» **Listed entries**:
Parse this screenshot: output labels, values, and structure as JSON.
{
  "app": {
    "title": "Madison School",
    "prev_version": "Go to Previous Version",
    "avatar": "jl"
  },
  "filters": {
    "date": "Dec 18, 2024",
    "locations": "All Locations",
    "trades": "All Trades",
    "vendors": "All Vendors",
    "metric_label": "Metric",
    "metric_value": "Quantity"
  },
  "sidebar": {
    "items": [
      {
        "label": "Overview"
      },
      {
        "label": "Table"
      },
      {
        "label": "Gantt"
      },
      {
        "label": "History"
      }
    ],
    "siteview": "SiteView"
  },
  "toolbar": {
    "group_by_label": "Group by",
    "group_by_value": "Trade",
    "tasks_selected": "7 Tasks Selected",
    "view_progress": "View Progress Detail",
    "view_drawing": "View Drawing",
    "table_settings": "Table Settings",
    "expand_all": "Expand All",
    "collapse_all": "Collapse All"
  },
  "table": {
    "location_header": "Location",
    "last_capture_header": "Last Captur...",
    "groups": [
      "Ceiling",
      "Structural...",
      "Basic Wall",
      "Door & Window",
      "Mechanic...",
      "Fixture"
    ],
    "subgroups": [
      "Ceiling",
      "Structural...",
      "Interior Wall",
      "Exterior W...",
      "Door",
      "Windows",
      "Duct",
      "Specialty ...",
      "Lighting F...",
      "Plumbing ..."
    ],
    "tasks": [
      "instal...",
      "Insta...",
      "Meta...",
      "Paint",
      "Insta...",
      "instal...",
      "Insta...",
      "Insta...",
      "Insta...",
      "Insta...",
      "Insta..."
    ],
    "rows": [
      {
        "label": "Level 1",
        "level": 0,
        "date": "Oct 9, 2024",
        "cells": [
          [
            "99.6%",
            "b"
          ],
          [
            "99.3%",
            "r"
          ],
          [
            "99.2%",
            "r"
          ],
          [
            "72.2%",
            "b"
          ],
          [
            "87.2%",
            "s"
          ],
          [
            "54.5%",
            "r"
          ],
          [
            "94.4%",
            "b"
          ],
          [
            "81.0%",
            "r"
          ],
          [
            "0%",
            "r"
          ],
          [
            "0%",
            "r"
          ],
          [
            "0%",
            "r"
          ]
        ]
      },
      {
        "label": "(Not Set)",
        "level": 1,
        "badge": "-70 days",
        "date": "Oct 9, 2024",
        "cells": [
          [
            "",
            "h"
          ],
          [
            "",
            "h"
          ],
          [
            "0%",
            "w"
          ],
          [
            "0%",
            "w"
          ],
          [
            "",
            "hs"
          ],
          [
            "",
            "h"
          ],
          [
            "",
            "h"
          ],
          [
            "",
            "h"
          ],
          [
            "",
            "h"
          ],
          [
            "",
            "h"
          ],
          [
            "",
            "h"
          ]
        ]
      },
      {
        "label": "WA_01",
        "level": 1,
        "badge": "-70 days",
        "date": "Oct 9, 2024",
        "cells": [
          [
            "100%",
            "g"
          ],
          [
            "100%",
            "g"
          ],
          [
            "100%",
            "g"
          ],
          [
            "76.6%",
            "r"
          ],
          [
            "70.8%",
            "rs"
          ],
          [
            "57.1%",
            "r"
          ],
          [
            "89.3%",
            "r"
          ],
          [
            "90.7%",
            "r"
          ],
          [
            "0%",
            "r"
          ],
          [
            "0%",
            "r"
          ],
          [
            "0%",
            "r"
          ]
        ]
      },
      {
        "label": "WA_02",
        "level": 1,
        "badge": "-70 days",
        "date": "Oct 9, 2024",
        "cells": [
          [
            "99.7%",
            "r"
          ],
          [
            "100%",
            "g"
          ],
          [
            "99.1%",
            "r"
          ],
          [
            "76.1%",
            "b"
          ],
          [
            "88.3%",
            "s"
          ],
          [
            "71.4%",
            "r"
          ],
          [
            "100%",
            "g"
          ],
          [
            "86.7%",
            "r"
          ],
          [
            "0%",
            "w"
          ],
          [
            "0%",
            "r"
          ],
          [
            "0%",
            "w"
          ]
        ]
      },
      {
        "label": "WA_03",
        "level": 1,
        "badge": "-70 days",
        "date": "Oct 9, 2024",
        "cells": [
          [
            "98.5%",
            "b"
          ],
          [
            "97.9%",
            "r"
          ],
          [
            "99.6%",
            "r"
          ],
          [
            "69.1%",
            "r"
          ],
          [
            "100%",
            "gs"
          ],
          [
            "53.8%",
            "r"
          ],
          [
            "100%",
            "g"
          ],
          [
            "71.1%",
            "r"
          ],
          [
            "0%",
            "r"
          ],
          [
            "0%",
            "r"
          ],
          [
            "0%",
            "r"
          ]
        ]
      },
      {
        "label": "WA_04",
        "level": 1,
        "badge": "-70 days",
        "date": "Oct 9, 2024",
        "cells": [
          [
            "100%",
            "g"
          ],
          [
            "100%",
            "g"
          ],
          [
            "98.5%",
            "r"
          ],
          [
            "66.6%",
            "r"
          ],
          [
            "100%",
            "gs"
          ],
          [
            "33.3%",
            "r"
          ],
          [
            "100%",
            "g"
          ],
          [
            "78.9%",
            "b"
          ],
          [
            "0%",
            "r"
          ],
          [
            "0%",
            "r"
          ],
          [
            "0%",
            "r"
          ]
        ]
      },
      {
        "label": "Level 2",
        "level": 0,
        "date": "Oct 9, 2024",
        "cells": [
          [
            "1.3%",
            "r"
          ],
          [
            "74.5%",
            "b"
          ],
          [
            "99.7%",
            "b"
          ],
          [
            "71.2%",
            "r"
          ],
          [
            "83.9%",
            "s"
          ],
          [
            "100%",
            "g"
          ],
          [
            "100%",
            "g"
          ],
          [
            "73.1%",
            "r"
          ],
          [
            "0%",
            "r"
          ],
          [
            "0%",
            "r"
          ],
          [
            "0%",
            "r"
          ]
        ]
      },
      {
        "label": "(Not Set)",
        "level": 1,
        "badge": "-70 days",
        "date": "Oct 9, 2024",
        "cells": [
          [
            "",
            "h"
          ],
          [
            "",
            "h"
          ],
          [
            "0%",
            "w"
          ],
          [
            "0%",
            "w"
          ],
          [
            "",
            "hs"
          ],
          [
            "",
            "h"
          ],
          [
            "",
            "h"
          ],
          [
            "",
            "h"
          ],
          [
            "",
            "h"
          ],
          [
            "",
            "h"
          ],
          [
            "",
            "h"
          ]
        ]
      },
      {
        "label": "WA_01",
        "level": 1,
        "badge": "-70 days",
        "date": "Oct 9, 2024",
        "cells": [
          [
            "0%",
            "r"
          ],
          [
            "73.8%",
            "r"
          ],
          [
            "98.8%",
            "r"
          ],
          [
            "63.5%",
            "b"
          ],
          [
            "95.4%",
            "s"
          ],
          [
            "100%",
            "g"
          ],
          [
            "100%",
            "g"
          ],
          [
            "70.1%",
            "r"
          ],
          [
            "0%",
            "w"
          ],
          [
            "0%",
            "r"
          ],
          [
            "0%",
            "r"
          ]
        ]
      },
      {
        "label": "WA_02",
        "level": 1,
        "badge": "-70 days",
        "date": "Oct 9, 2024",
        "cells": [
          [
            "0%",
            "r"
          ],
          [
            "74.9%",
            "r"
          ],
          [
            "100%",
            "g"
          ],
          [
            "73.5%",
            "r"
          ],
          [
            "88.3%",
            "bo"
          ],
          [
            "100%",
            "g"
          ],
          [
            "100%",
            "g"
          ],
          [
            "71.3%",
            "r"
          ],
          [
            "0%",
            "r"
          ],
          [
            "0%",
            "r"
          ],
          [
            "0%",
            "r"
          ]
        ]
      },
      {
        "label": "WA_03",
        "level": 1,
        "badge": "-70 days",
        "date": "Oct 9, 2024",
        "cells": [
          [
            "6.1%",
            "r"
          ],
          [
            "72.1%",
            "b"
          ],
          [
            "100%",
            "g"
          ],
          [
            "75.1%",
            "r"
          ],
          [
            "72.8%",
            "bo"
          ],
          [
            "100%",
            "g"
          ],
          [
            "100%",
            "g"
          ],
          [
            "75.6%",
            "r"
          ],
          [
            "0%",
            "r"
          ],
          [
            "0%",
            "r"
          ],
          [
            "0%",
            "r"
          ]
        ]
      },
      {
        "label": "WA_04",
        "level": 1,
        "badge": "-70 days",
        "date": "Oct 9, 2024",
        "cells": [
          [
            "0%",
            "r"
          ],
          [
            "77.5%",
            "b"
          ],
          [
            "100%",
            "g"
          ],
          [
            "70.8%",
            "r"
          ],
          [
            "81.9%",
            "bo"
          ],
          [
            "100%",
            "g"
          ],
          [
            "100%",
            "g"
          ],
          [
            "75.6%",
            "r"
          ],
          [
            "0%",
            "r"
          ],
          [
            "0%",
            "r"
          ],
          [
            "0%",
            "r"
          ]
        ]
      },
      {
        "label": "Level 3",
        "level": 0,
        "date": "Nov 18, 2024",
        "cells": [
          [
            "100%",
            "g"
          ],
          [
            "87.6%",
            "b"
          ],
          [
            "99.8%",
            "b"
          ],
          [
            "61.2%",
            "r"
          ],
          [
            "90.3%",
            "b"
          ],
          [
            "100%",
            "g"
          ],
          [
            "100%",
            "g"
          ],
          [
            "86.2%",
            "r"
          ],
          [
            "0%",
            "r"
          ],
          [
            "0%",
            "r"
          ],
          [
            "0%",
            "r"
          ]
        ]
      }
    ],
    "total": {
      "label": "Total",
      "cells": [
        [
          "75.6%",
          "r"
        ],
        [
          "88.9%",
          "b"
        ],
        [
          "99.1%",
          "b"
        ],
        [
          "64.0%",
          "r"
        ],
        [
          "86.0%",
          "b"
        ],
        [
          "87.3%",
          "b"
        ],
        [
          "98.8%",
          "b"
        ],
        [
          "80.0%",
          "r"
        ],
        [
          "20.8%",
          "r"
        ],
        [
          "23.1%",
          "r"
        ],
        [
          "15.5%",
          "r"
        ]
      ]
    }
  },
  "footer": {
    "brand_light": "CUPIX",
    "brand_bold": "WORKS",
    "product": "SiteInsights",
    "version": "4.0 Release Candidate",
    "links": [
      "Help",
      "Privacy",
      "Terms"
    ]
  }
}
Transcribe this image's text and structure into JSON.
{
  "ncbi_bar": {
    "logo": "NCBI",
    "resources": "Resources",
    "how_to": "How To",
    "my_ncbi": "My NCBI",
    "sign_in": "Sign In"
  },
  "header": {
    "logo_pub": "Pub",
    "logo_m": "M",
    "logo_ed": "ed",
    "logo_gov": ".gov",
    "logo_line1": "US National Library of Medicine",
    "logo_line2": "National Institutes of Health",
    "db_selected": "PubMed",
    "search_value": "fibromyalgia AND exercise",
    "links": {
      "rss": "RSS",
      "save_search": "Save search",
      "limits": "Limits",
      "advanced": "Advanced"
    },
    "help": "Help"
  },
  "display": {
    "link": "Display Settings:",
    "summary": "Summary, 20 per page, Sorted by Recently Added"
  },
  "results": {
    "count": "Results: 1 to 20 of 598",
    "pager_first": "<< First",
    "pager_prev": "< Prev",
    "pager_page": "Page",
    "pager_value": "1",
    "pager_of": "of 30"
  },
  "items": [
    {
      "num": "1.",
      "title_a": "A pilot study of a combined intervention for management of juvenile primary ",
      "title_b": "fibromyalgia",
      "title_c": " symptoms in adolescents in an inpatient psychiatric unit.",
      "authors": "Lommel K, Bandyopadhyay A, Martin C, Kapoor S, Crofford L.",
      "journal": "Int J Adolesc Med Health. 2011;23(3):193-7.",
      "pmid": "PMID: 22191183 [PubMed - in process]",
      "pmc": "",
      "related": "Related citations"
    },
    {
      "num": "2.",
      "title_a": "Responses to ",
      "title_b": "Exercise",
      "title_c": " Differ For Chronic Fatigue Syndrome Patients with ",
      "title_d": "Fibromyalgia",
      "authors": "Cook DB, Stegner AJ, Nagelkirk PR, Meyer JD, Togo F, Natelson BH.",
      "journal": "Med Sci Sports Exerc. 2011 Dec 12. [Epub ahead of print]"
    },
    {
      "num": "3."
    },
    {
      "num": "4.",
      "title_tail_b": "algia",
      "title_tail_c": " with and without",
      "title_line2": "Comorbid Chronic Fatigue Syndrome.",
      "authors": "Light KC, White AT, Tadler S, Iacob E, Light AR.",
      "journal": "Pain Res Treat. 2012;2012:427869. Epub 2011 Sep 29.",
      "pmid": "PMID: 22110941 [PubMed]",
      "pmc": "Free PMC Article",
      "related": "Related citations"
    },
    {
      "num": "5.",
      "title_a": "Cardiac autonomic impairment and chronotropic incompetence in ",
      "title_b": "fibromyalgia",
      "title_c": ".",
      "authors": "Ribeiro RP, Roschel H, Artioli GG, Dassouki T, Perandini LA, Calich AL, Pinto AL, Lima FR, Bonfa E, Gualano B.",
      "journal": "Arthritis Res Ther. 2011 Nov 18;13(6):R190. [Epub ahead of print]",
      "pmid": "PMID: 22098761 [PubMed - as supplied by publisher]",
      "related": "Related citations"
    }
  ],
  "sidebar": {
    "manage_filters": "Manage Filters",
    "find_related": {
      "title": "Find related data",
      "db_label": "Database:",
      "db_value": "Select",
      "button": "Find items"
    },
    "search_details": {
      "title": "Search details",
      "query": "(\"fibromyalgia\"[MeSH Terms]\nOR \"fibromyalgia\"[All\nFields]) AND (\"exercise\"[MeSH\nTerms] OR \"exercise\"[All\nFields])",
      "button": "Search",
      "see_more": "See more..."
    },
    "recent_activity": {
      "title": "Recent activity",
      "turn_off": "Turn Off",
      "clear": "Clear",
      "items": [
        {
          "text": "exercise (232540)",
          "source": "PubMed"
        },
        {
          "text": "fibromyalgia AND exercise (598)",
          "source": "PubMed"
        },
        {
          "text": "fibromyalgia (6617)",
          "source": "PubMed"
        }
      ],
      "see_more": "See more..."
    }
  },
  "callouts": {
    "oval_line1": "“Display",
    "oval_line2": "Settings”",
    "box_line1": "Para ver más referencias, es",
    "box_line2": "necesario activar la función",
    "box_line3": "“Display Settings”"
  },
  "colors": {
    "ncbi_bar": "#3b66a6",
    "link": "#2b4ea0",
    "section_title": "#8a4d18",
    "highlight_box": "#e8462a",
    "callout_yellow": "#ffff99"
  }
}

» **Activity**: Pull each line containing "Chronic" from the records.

» **Answer to this task**:
      "title_c": " Differ For Chronic Fatigue Syndrome Patients with ",
      "title_line2": "Comorbid Chronic Fatigue Syndrome.",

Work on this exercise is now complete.